The best news is that I'm back to working as much as I want to, and sitting at my desk at home as much as I want to.  No more moping on the couch watching TV.  (Ok, at least not as a habit.)

So I'm making progress on hip stability, but it's pretty clear now that my ankles are the most limiting factor in balance right now.  My right side ankle control muscles got all cramped up and caused problems with my plantar fascia.  I'm currently weaning myself off of crutches in the morning and sports tape backing up my plantar fascia during the day.  I do mostly ok once I'm warmed up and moving.

There are lots of different methods of taping feet for PF support, this one works for me:

I tried an ankle brace that just didn't fit me well.  I can't find a night brace sized for my 18" calf.  (although some are sized by shoe size and others by calf size?)  If this goes on longer I may apply my corset making and shoe making skills to custom fit ankle bracing...

Barn boots provide some ankle stability but prevent stretching further, so they're a sometimes shoe.

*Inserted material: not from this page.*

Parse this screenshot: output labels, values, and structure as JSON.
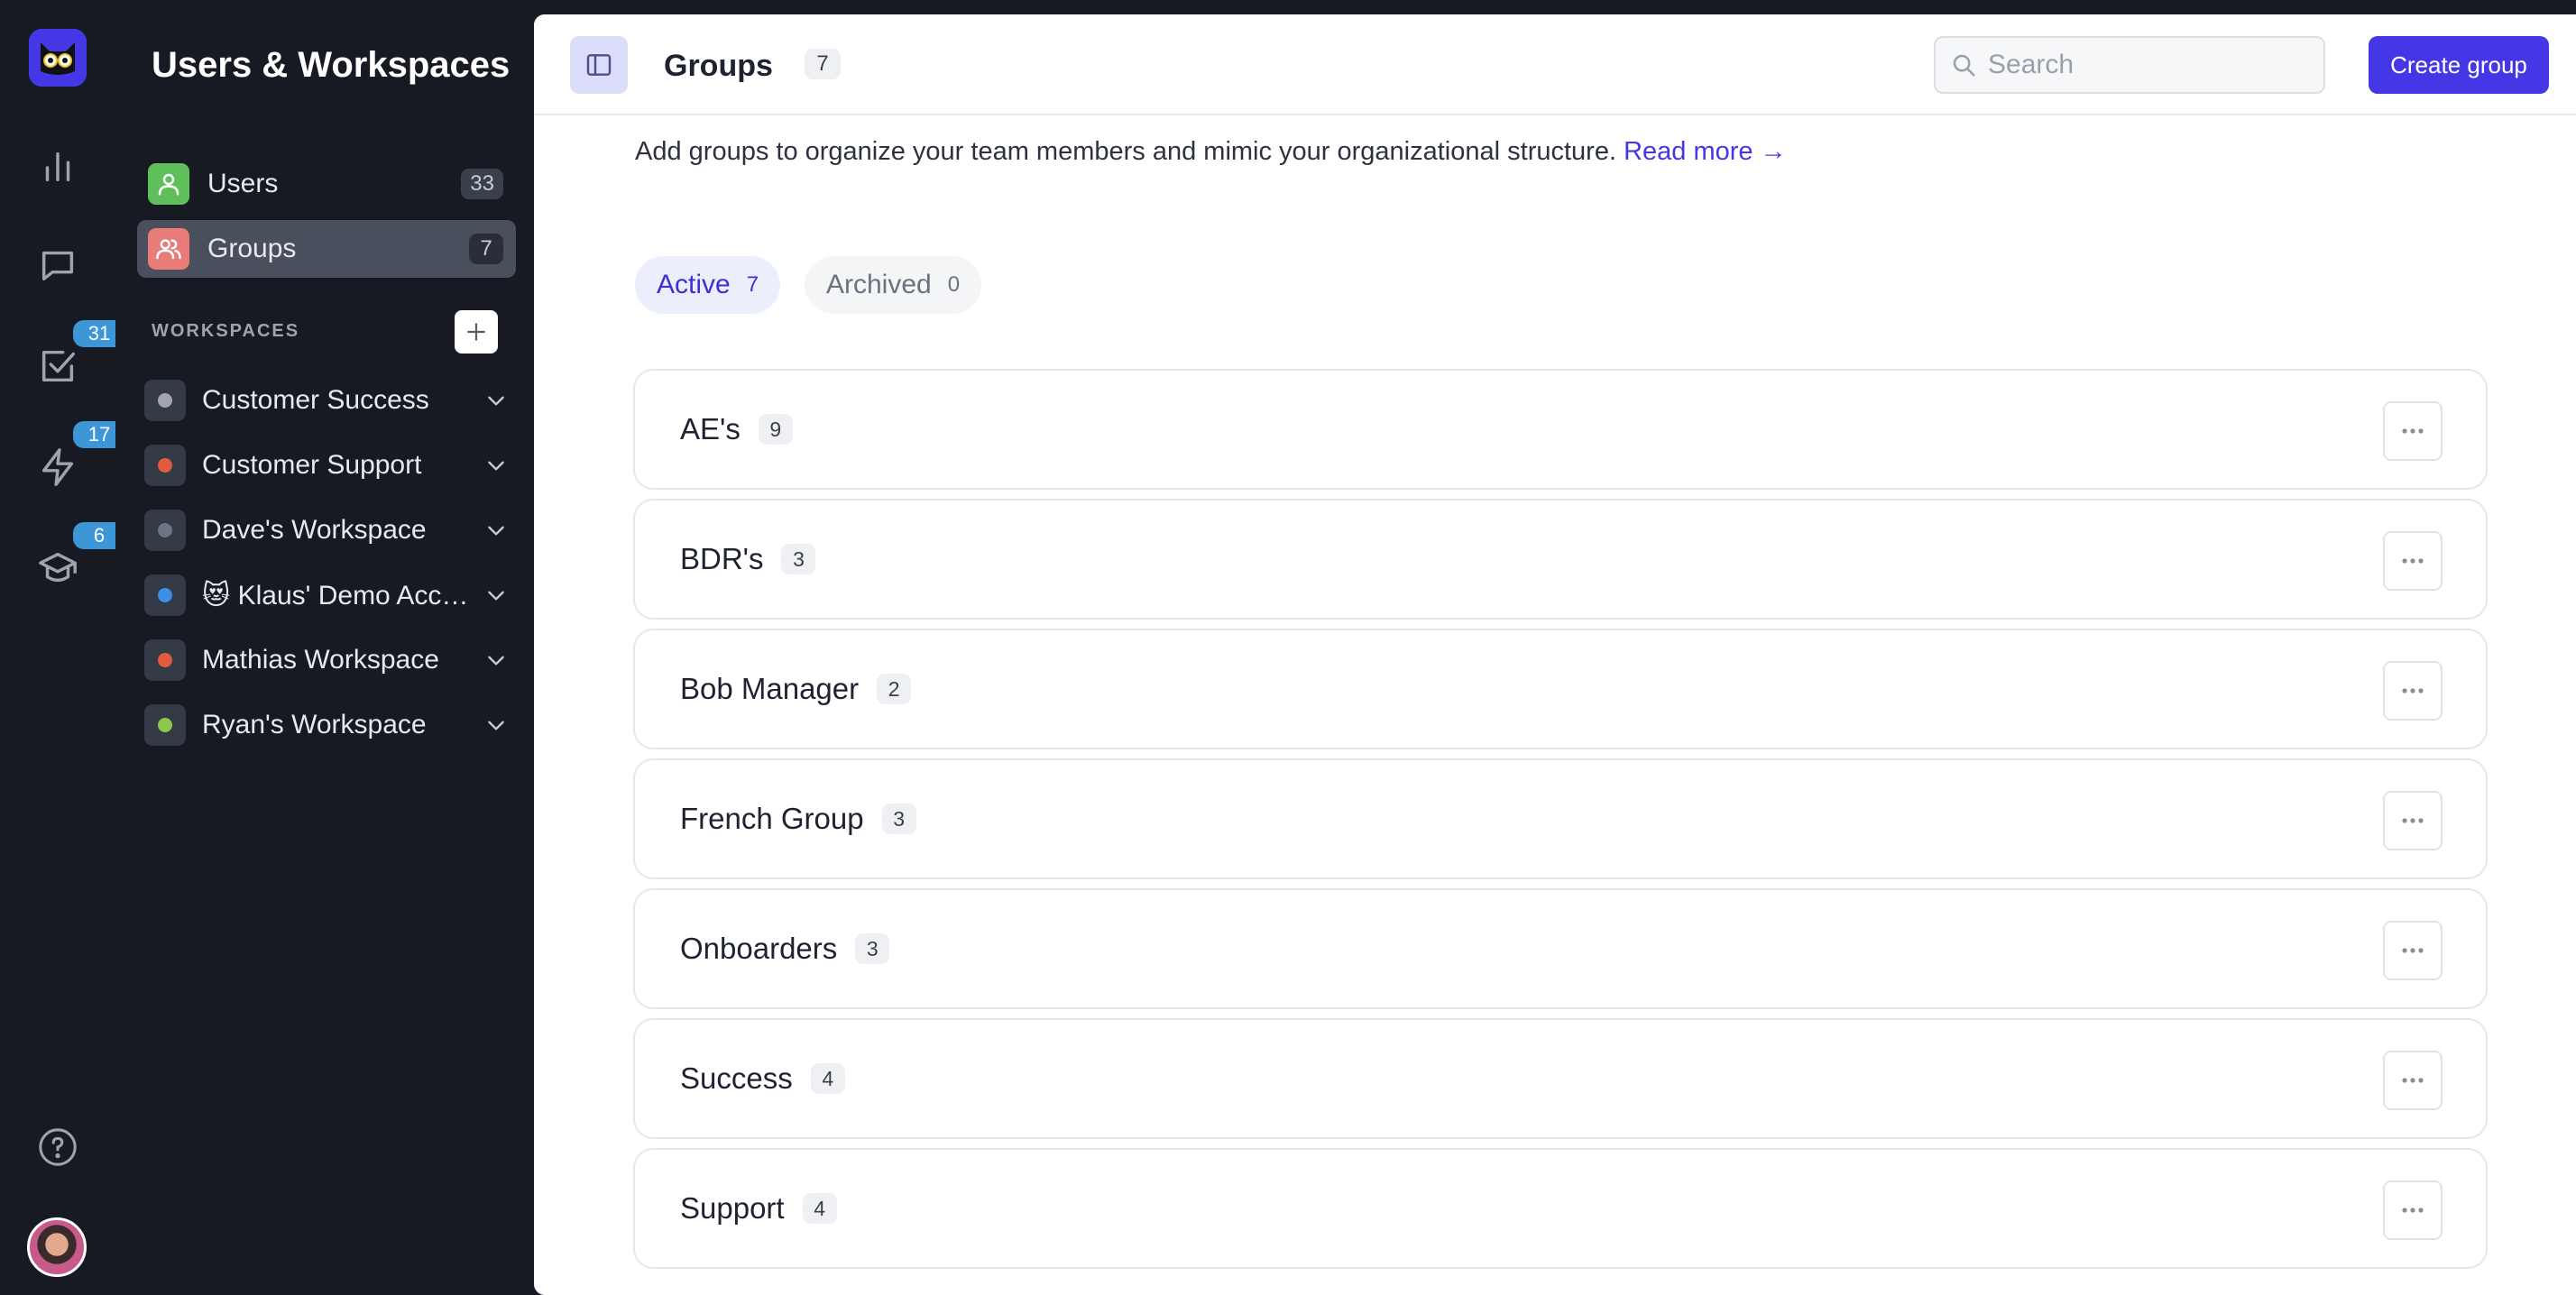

I've also *gasp* bought another pair of Asic Gels, my old friends that turned on me...  I was in so much pain the day I bought them, and the sales guy too busy to help, I only tried 3 pairs and didn't give other brands a fair chance to win my love.  I also stuck over the counter PF inserts inside them.  They provide a lot of support and the heel rise means I can function before being fully stretched out, but again, this is a sometimes shoe when I need rest more than stretching.  I'm still barefooting and wearing moccasins at least half time to keep things as limber as possible.

Another thing that's been useful is a big fat foam roller.  Before putting my full weight on my feet when I get up in the morning, I sit on the edge of the bed and work the foam roller under my feet, stretching the calves by elevating the toes.  I still sometimes am in too much of a hurry to get up and just grab crutches, but it's a major improvement in my crutches-free days rate.  At work I have a lacrosse ball under my desk.  I don't work my feet intensely with it, but I do prop up the ball/pad of my foot to keep things stretched out as much as possible.  I'm considering getting rollers for my desks as well...

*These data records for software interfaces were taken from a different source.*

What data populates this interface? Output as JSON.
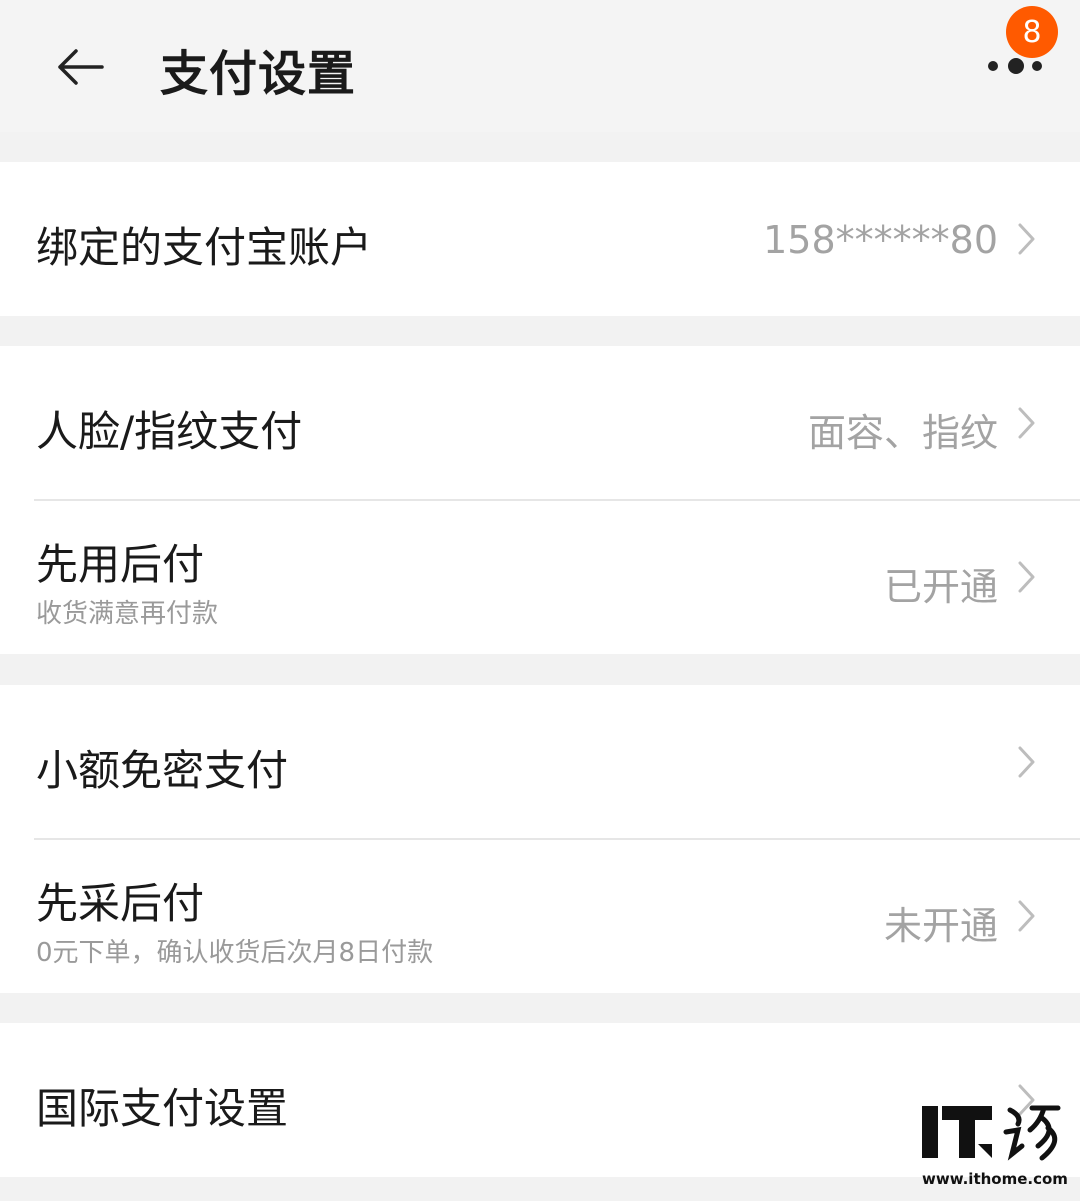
{
  "header": {
    "title": "支付设置",
    "back_icon": "arrow-left-icon",
    "more_icon": "more-dots-icon",
    "badge_count": "8",
    "badge_color": "#ff5a00"
  },
  "rows": [
    {
      "label": "绑定的支付宝账户",
      "value": "158******80"
    },
    {
      "label": "人脸/指纹支付",
      "value": "面容、指纹"
    },
    {
      "label": "先用后付",
      "sub": "收货满意再付款",
      "value": "已开通"
    },
    {
      "label": "小额免密支付",
      "value": ""
    },
    {
      "label": "先采后付",
      "sub": "0元下单，确认收货后次月8日付款",
      "value": "未开通"
    },
    {
      "label": "国际支付设置",
      "value": ""
    }
  ],
  "watermark": {
    "url": "www.ithome.com"
  }
}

Two steps forward, one step back, hopefully I'll at least keep on making net progress...